All the care workers we spoke to said they cared deeply about providing a decent service to the people they look after, with many going over and above their paid hours to do so. They also described coming into clients’ homes to find medicines not given, commodes left unemptied and incomplete care records.
Inevitably, if a company hasn’t been investing in a service as much as it should, the quality of care will be affected.
Published statistics, reported here for the first time, show almost half of MiHomecare branches assessed in the past two years have been found unsatisfactory by the Care Quality Commission.
Out of 28 MiHomecare branches assessed since April 2015 by the Care Quality Commission, 11 have been rated as requiring improvement, with the Poole and Wiltshire branches rated inadequate and placed in special measures.
Some of these branches — branded not “sustainable” in the accounts — have since been closed to cut costs. According to a Mitie spokesperson, recent, as yet unpublished, inspections have rated two thirds of the remaining 23 as good, with none now inadequate.
It remains hard to reconcile Mitie’s £57m payout to shareholders over the last year with the CQC’s inspection of the Wiltshire branch in June, which identified shortages in staff numbers and training, medicines not being “managed safely” and “little evidence that staff received support when requested”.
None of this is unique to MiHomecare. Another major company, Sevacare, is being taken to court for failing to pay its workers minimum wage — while paying its boss £2.4m in 2014.
The recent experience of MiHomecare workers shows that, with little regulation or collective organising, getting a fair deal out for home care will continue to be a struggle.
In March 2016, when Corporate Watch sent Mitie’s press office questions about payments to care workers, we received a reply from Schillings, the heavyweight libel lawyers, insisting that we either drop our story or give prominence to the following statement:

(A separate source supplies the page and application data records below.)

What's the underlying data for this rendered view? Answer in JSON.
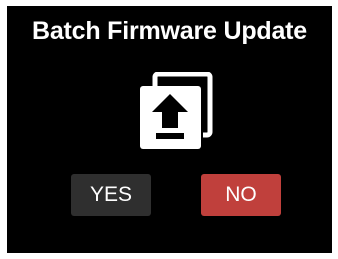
{
  "dialog": {
    "title": "Batch Firmware Update",
    "icon": "firmware-upload-icon",
    "yes_label": "YES",
    "no_label": "NO"
  },
  "colors": {
    "background": "#000000",
    "text": "#ffffff",
    "yes_button": "#2f2f2f",
    "no_button": "#c0403c"
  }
}
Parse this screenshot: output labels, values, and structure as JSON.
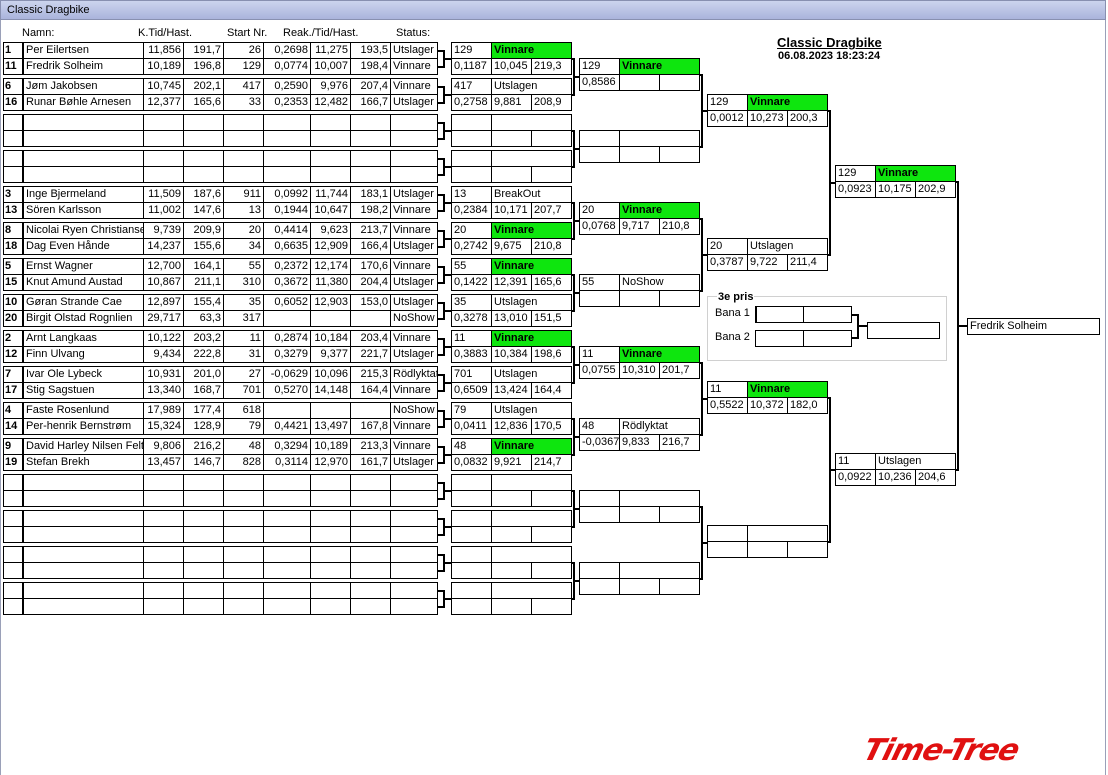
{
  "window": {
    "title": "Classic Dragbike"
  },
  "headers": {
    "name": "Namn:",
    "kt": "K.Tid/Hast.",
    "start": "Start Nr.",
    "reak": "Reak./Tid/Hast.",
    "status": "Status:"
  },
  "event": {
    "title": "Classic Dragbike",
    "datetime": "06.08.2023 18:23:24"
  },
  "third_prize": {
    "title": "3e pris",
    "lane1": "Bana 1",
    "lane2": "Bana 2"
  },
  "winner": {
    "name": "Fredrik Solheim"
  },
  "logo": {
    "text": "Time-Tree"
  },
  "colors": {
    "winner_green": "#0ee60e",
    "logo_red": "#e01010"
  },
  "entries": [
    {
      "pos": "1",
      "name": "Per  Eilertsen",
      "kt": "11,856",
      "hast": "191,7",
      "start": "26",
      "reak": "0,2698",
      "tid": "11,275",
      "sp": "193,5",
      "status": "Utslager"
    },
    {
      "pos": "11",
      "name": "Fredrik Solheim",
      "kt": "10,189",
      "hast": "196,8",
      "start": "129",
      "reak": "0,0774",
      "tid": "10,007",
      "sp": "198,4",
      "status": "Vinnare"
    },
    {
      "pos": "6",
      "name": "Jøm Jakobsen",
      "kt": "10,745",
      "hast": "202,1",
      "start": "417",
      "reak": "0,2590",
      "tid": "9,976",
      "sp": "207,4",
      "status": "Vinnare"
    },
    {
      "pos": "16",
      "name": "Runar Bøhle Arnesen",
      "kt": "12,377",
      "hast": "165,6",
      "start": "33",
      "reak": "0,2353",
      "tid": "12,482",
      "sp": "166,7",
      "status": "Utslager"
    },
    {
      "pos": "",
      "name": "",
      "kt": "",
      "hast": "",
      "start": "",
      "reak": "",
      "tid": "",
      "sp": "",
      "status": ""
    },
    {
      "pos": "",
      "name": "",
      "kt": "",
      "hast": "",
      "start": "",
      "reak": "",
      "tid": "",
      "sp": "",
      "status": ""
    },
    {
      "pos": "",
      "name": "",
      "kt": "",
      "hast": "",
      "start": "",
      "reak": "",
      "tid": "",
      "sp": "",
      "status": ""
    },
    {
      "pos": "",
      "name": "",
      "kt": "",
      "hast": "",
      "start": "",
      "reak": "",
      "tid": "",
      "sp": "",
      "status": ""
    },
    {
      "pos": "3",
      "name": "Inge Bjermeland",
      "kt": "11,509",
      "hast": "187,6",
      "start": "911",
      "reak": "0,0992",
      "tid": "11,744",
      "sp": "183,1",
      "status": "Utslager"
    },
    {
      "pos": "13",
      "name": "Sören Karlsson",
      "kt": "11,002",
      "hast": "147,6",
      "start": "13",
      "reak": "0,1944",
      "tid": "10,647",
      "sp": "198,2",
      "status": "Vinnare"
    },
    {
      "pos": "8",
      "name": "Nicolai Ryen Christianse",
      "kt": "9,739",
      "hast": "209,9",
      "start": "20",
      "reak": "0,4414",
      "tid": "9,623",
      "sp": "213,7",
      "status": "Vinnare"
    },
    {
      "pos": "18",
      "name": "Dag Even Hånde",
      "kt": "14,237",
      "hast": "155,6",
      "start": "34",
      "reak": "0,6635",
      "tid": "12,909",
      "sp": "166,4",
      "status": "Utslager"
    },
    {
      "pos": "5",
      "name": "Ernst Wagner",
      "kt": "12,700",
      "hast": "164,1",
      "start": "55",
      "reak": "0,2372",
      "tid": "12,174",
      "sp": "170,6",
      "status": "Vinnare"
    },
    {
      "pos": "15",
      "name": "Knut Amund Austad",
      "kt": "10,867",
      "hast": "211,1",
      "start": "310",
      "reak": "0,3672",
      "tid": "11,380",
      "sp": "204,4",
      "status": "Utslager"
    },
    {
      "pos": "10",
      "name": "Gøran Strande  Cae",
      "kt": "12,897",
      "hast": "155,4",
      "start": "35",
      "reak": "0,6052",
      "tid": "12,903",
      "sp": "153,0",
      "status": "Utslager"
    },
    {
      "pos": "20",
      "name": "Birgit Olstad Rognlien",
      "kt": "29,717",
      "hast": "63,3",
      "start": "317",
      "reak": "",
      "tid": "",
      "sp": "",
      "status": "NoShow"
    },
    {
      "pos": "2",
      "name": "Arnt Langkaas",
      "kt": "10,122",
      "hast": "203,2",
      "start": "11",
      "reak": "0,2874",
      "tid": "10,184",
      "sp": "203,4",
      "status": "Vinnare"
    },
    {
      "pos": "12",
      "name": "Finn Ulvang",
      "kt": "9,434",
      "hast": "222,8",
      "start": "31",
      "reak": "0,3279",
      "tid": "9,377",
      "sp": "221,7",
      "status": "Utslager"
    },
    {
      "pos": "7",
      "name": "Ivar Ole Lybeck",
      "kt": "10,931",
      "hast": "201,0",
      "start": "27",
      "reak": "-0,0629",
      "tid": "10,096",
      "sp": "215,3",
      "status": "Rödlyktat"
    },
    {
      "pos": "17",
      "name": "Stig Sagstuen",
      "kt": "13,340",
      "hast": "168,7",
      "start": "701",
      "reak": "0,5270",
      "tid": "14,148",
      "sp": "164,4",
      "status": "Vinnare"
    },
    {
      "pos": "4",
      "name": "Faste Rosenlund",
      "kt": "17,989",
      "hast": "177,4",
      "start": "618",
      "reak": "",
      "tid": "",
      "sp": "",
      "status": "NoShow"
    },
    {
      "pos": "14",
      "name": "Per-henrik Bernstrøm",
      "kt": "15,324",
      "hast": "128,9",
      "start": "79",
      "reak": "0,4421",
      "tid": "13,497",
      "sp": "167,8",
      "status": "Vinnare"
    },
    {
      "pos": "9",
      "name": "David Harley Nilsen Felt",
      "kt": "9,806",
      "hast": "216,2",
      "start": "48",
      "reak": "0,3294",
      "tid": "10,189",
      "sp": "213,3",
      "status": "Vinnare"
    },
    {
      "pos": "19",
      "name": "Stefan Brekh",
      "kt": "13,457",
      "hast": "146,7",
      "start": "828",
      "reak": "0,3114",
      "tid": "12,970",
      "sp": "161,7",
      "status": "Utslager"
    },
    {
      "pos": "",
      "name": "",
      "kt": "",
      "hast": "",
      "start": "",
      "reak": "",
      "tid": "",
      "sp": "",
      "status": ""
    },
    {
      "pos": "",
      "name": "",
      "kt": "",
      "hast": "",
      "start": "",
      "reak": "",
      "tid": "",
      "sp": "",
      "status": ""
    },
    {
      "pos": "",
      "name": "",
      "kt": "",
      "hast": "",
      "start": "",
      "reak": "",
      "tid": "",
      "sp": "",
      "status": ""
    },
    {
      "pos": "",
      "name": "",
      "kt": "",
      "hast": "",
      "start": "",
      "reak": "",
      "tid": "",
      "sp": "",
      "status": ""
    },
    {
      "pos": "",
      "name": "",
      "kt": "",
      "hast": "",
      "start": "",
      "reak": "",
      "tid": "",
      "sp": "",
      "status": ""
    },
    {
      "pos": "",
      "name": "",
      "kt": "",
      "hast": "",
      "start": "",
      "reak": "",
      "tid": "",
      "sp": "",
      "status": ""
    },
    {
      "pos": "",
      "name": "",
      "kt": "",
      "hast": "",
      "start": "",
      "reak": "",
      "tid": "",
      "sp": "",
      "status": ""
    },
    {
      "pos": "",
      "name": "",
      "kt": "",
      "hast": "",
      "start": "",
      "reak": "",
      "tid": "",
      "sp": "",
      "status": ""
    }
  ],
  "round1": [
    {
      "nr": "129",
      "res": "Vinnare",
      "win": true,
      "reak": "0,1187",
      "tid": "10,045",
      "sp": "219,3"
    },
    {
      "nr": "417",
      "res": "Utslagen",
      "win": false,
      "reak": "0,2758",
      "tid": "9,881",
      "sp": "208,9"
    },
    {
      "nr": "",
      "res": "",
      "win": false,
      "reak": "",
      "tid": "",
      "sp": ""
    },
    {
      "nr": "",
      "res": "",
      "win": false,
      "reak": "",
      "tid": "",
      "sp": ""
    },
    {
      "nr": "13",
      "res": "BreakOut",
      "win": false,
      "reak": "0,2384",
      "tid": "10,171",
      "sp": "207,7"
    },
    {
      "nr": "20",
      "res": "Vinnare",
      "win": true,
      "reak": "0,2742",
      "tid": "9,675",
      "sp": "210,8"
    },
    {
      "nr": "55",
      "res": "Vinnare",
      "win": true,
      "reak": "0,1422",
      "tid": "12,391",
      "sp": "165,6"
    },
    {
      "nr": "35",
      "res": "Utslagen",
      "win": false,
      "reak": "0,3278",
      "tid": "13,010",
      "sp": "151,5"
    },
    {
      "nr": "11",
      "res": "Vinnare",
      "win": true,
      "reak": "0,3883",
      "tid": "10,384",
      "sp": "198,6"
    },
    {
      "nr": "701",
      "res": "Utslagen",
      "win": false,
      "reak": "0,6509",
      "tid": "13,424",
      "sp": "164,4"
    },
    {
      "nr": "79",
      "res": "Utslagen",
      "win": false,
      "reak": "0,0411",
      "tid": "12,836",
      "sp": "170,5"
    },
    {
      "nr": "48",
      "res": "Vinnare",
      "win": true,
      "reak": "0,0832",
      "tid": "9,921",
      "sp": "214,7"
    },
    {
      "nr": "",
      "res": "",
      "win": false,
      "reak": "",
      "tid": "",
      "sp": ""
    },
    {
      "nr": "",
      "res": "",
      "win": false,
      "reak": "",
      "tid": "",
      "sp": ""
    },
    {
      "nr": "",
      "res": "",
      "win": false,
      "reak": "",
      "tid": "",
      "sp": ""
    },
    {
      "nr": "",
      "res": "",
      "win": false,
      "reak": "",
      "tid": "",
      "sp": ""
    }
  ],
  "round2": [
    {
      "nr": "129",
      "res": "Vinnare",
      "win": true,
      "reak": "0,8586",
      "tid": "",
      "sp": ""
    },
    {
      "nr": "",
      "res": "",
      "win": false,
      "reak": "",
      "tid": "",
      "sp": ""
    },
    {
      "nr": "20",
      "res": "Vinnare",
      "win": true,
      "reak": "0,0768",
      "tid": "9,717",
      "sp": "210,8"
    },
    {
      "nr": "55",
      "res": "NoShow",
      "win": false,
      "reak": "",
      "tid": "",
      "sp": ""
    },
    {
      "nr": "11",
      "res": "Vinnare",
      "win": true,
      "reak": "0,0755",
      "tid": "10,310",
      "sp": "201,7"
    },
    {
      "nr": "48",
      "res": "Rödlyktat",
      "win": false,
      "reak": "-0,0367",
      "tid": "9,833",
      "sp": "216,7"
    },
    {
      "nr": "",
      "res": "",
      "win": false,
      "reak": "",
      "tid": "",
      "sp": ""
    },
    {
      "nr": "",
      "res": "",
      "win": false,
      "reak": "",
      "tid": "",
      "sp": ""
    }
  ],
  "round3": [
    {
      "nr": "129",
      "res": "Vinnare",
      "win": true,
      "reak": "0,0012",
      "tid": "10,273",
      "sp": "200,3"
    },
    {
      "nr": "20",
      "res": "Utslagen",
      "win": false,
      "reak": "0,3787",
      "tid": "9,722",
      "sp": "211,4"
    },
    {
      "nr": "11",
      "res": "Vinnare",
      "win": true,
      "reak": "0,5522",
      "tid": "10,372",
      "sp": "182,0"
    },
    {
      "nr": "",
      "res": "",
      "win": false,
      "reak": "",
      "tid": "",
      "sp": ""
    }
  ],
  "round4": [
    {
      "nr": "129",
      "res": "Vinnare",
      "win": true,
      "reak": "0,0923",
      "tid": "10,175",
      "sp": "202,9"
    },
    {
      "nr": "11",
      "res": "Utslagen",
      "win": false,
      "reak": "0,0922",
      "tid": "10,236",
      "sp": "204,6"
    }
  ]
}
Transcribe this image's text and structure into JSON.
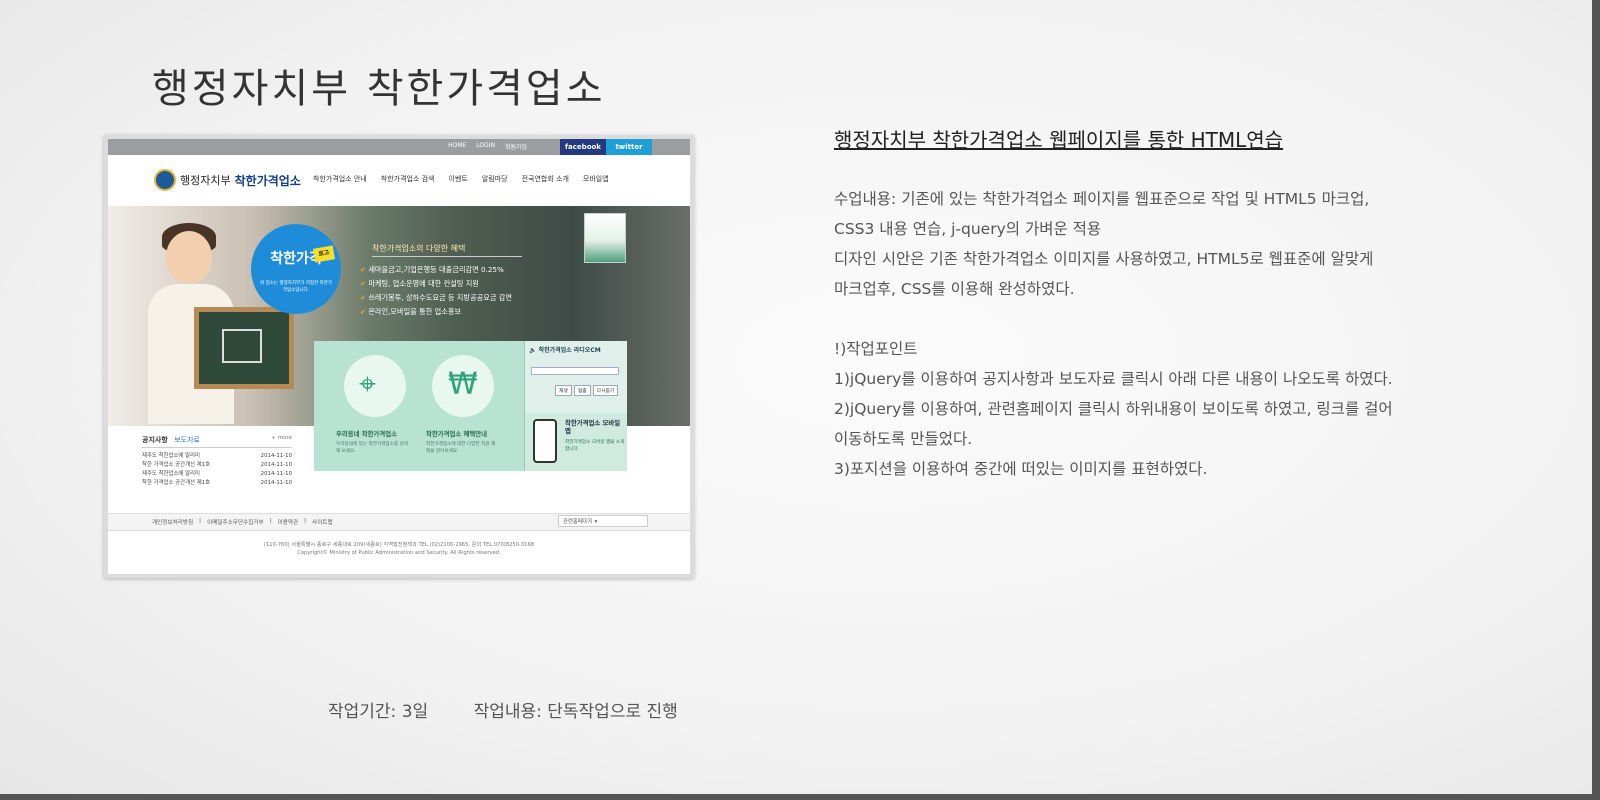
{
  "page_title": "행정자치부 착한가격업소",
  "screenshot": {
    "util_links": [
      "HOME",
      "LOGIN",
      "회원가입"
    ],
    "social": {
      "facebook": "facebook",
      "twitter": "twitter"
    },
    "logo": {
      "ministry": "행정자치부",
      "brand": "착한가격업소"
    },
    "nav": [
      "착한가격업소 안내",
      "착한가격업소 검색",
      "이벤트",
      "알림마당",
      "전국연합회 소개",
      "모바일앱"
    ],
    "badge": {
      "title": "착한가격",
      "tag": "로고",
      "sub": "위 업소는 행정자치부가 지정한 착한가격업소입니다."
    },
    "benefits_title": "착한가격업소의 다양한 혜택",
    "benefits": [
      "새마을금고,기업은행등 대출금리감면 0.25%",
      "마케팅, 업소운영에 대한 컨설팅 지원",
      "쓰레기봉투, 상하수도요금 등 지방공공요금 감면",
      "온라인,모바일을 통한 업소홍보"
    ],
    "tiles": [
      {
        "label": "우리동네 착한가격업소",
        "desc": "우리동네에 있는 착한가격업소를 검색해 보세요."
      },
      {
        "label": "착한가격업소 혜택안내",
        "desc": "착한가격업소에 대한 다양한 지원 혜택을 알아보세요."
      }
    ],
    "radio": {
      "title": "착한가격업소 라디오CM",
      "buttons": [
        "재생",
        "멈춤",
        "다시듣기"
      ]
    },
    "mobile": {
      "title": "착한가격업소 모바일앱",
      "desc": "착한가격업소 모바일 앱을 소개합니다."
    },
    "notice": {
      "tab_active": "공지사항",
      "tab_other": "보도자료",
      "more": "+ more",
      "rows": [
        {
          "title": "제주도 착한업소에 알리미",
          "date": "2014-11-10"
        },
        {
          "title": "착한 가격업소 공간개선 제1호",
          "date": "2014-11-10"
        },
        {
          "title": "제주도 착한업소에 알리미",
          "date": "2014-11-10"
        },
        {
          "title": "착한 가격업소 공간개선 제1호",
          "date": "2014-11-10"
        }
      ]
    },
    "footer_links": [
      "개인정보처리방침",
      "|",
      "이메일주소무단수집거부",
      "|",
      "이용약관",
      "|",
      "사이트맵"
    ],
    "related_sites": "관련홈페이지 ▾",
    "copyright_1": "(110-760) 서울특별시 종로구 세종대로 209(세종로) 지역발전정책과 TEL.(02)2100-2965, 문의 TEL.070)8250-3168",
    "copyright_2": "Copyright© Ministry of Public Administration and Security. All Rights reserved."
  },
  "description": {
    "title": "행정자치부 착한가격업소 웹페이지를 통한 HTML연습",
    "lines": [
      "수업내용: 기존에 있는 착한가격업소 페이지를 웹표준으로 작업 및 HTML5 마크업,",
      " CSS3 내용 연습, j-query의 가벼운 적용",
      "디자인 시안은 기존 착한가격업소 이미지를 사용하였고, HTML5로 웹표준에 알맞게",
      "마크업후, CSS를 이용해 완성하였다.",
      "",
      "!)작업포인트",
      "1)jQuery를 이용하여 공지사항과 보도자료 클릭시 아래 다른 내용이 나오도록 하였다.",
      "2)jQuery를 이용하여, 관련홈페이지 클릭시 하위내용이 보이도록 하였고, 링크를 걸어",
      "이동하도록 만들었다.",
      "3)포지션을 이용하여 중간에 떠있는 이미지를 표현하였다."
    ]
  },
  "footer": {
    "period": "작업기간: 3일",
    "content": "작업내용: 단독작업으로 진행"
  }
}
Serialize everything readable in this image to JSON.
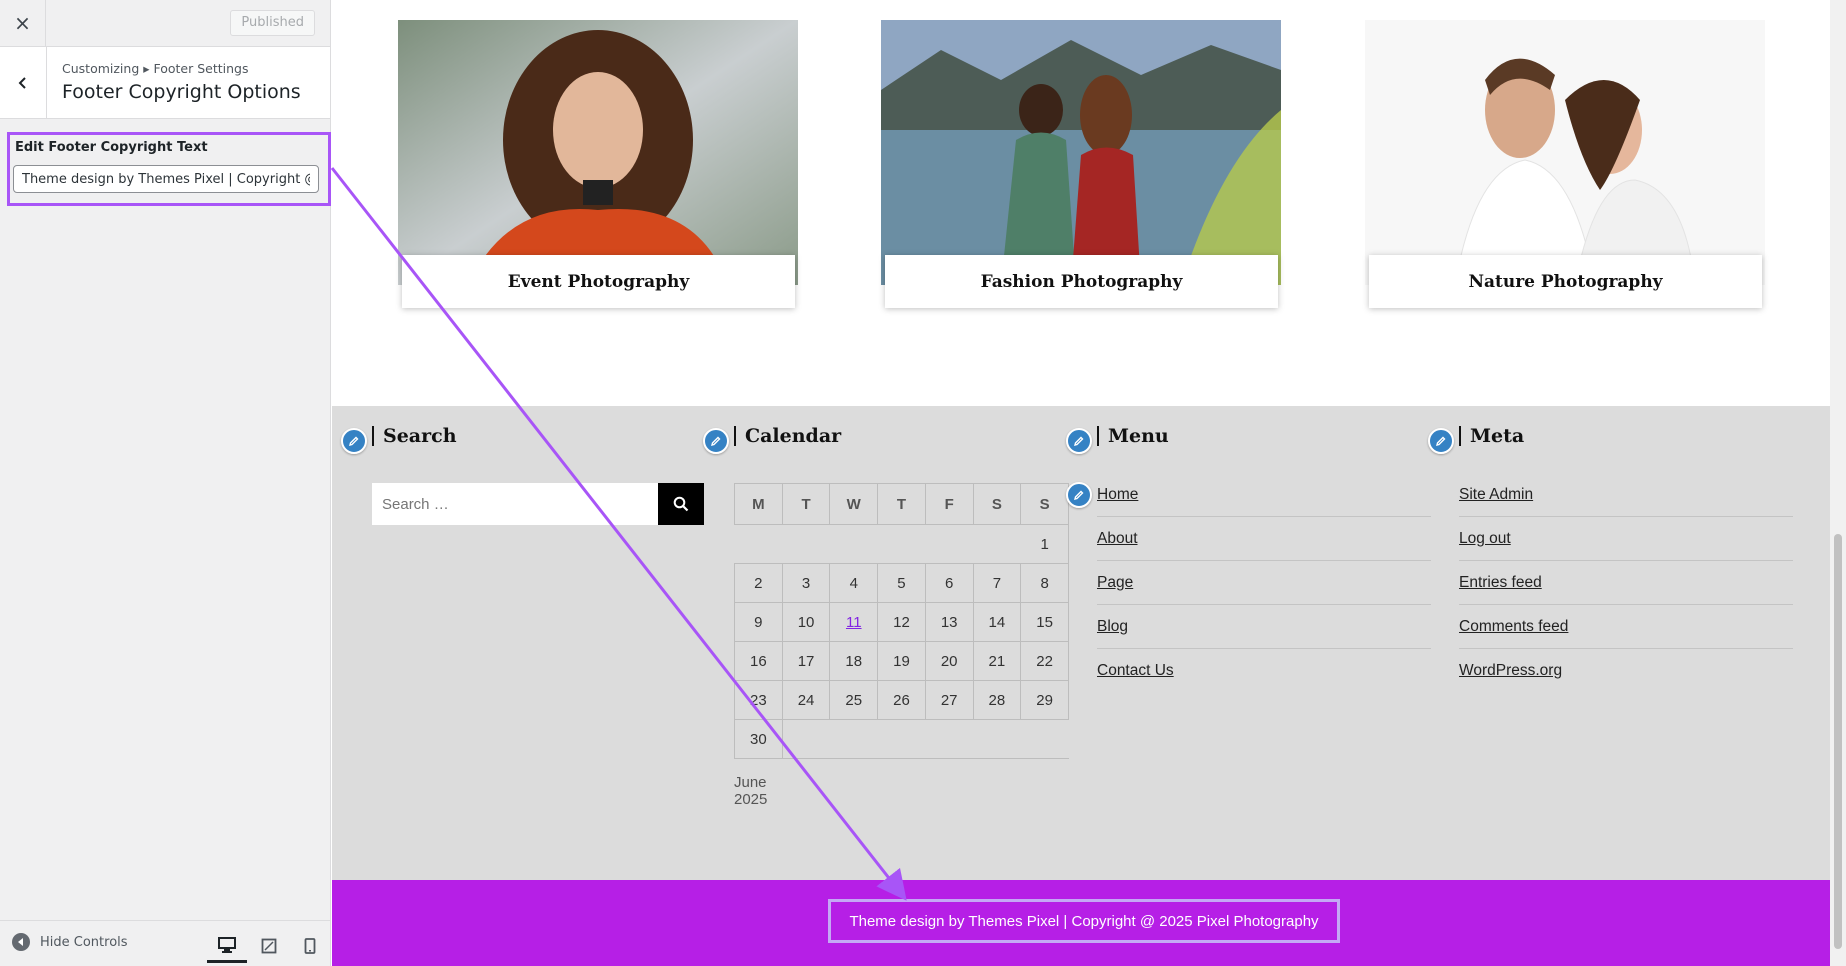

“MiHomecare prides itself on providing the highest standards of care and we are absolutely committed to paying our people correctly for their work. Whenever we receive payroll queries we review them and resolve them as soon as possible. HMRC is totally satisfied with our approach.”
All care workers’ names have been changed.
First published by Shine A Light at openDemocracy: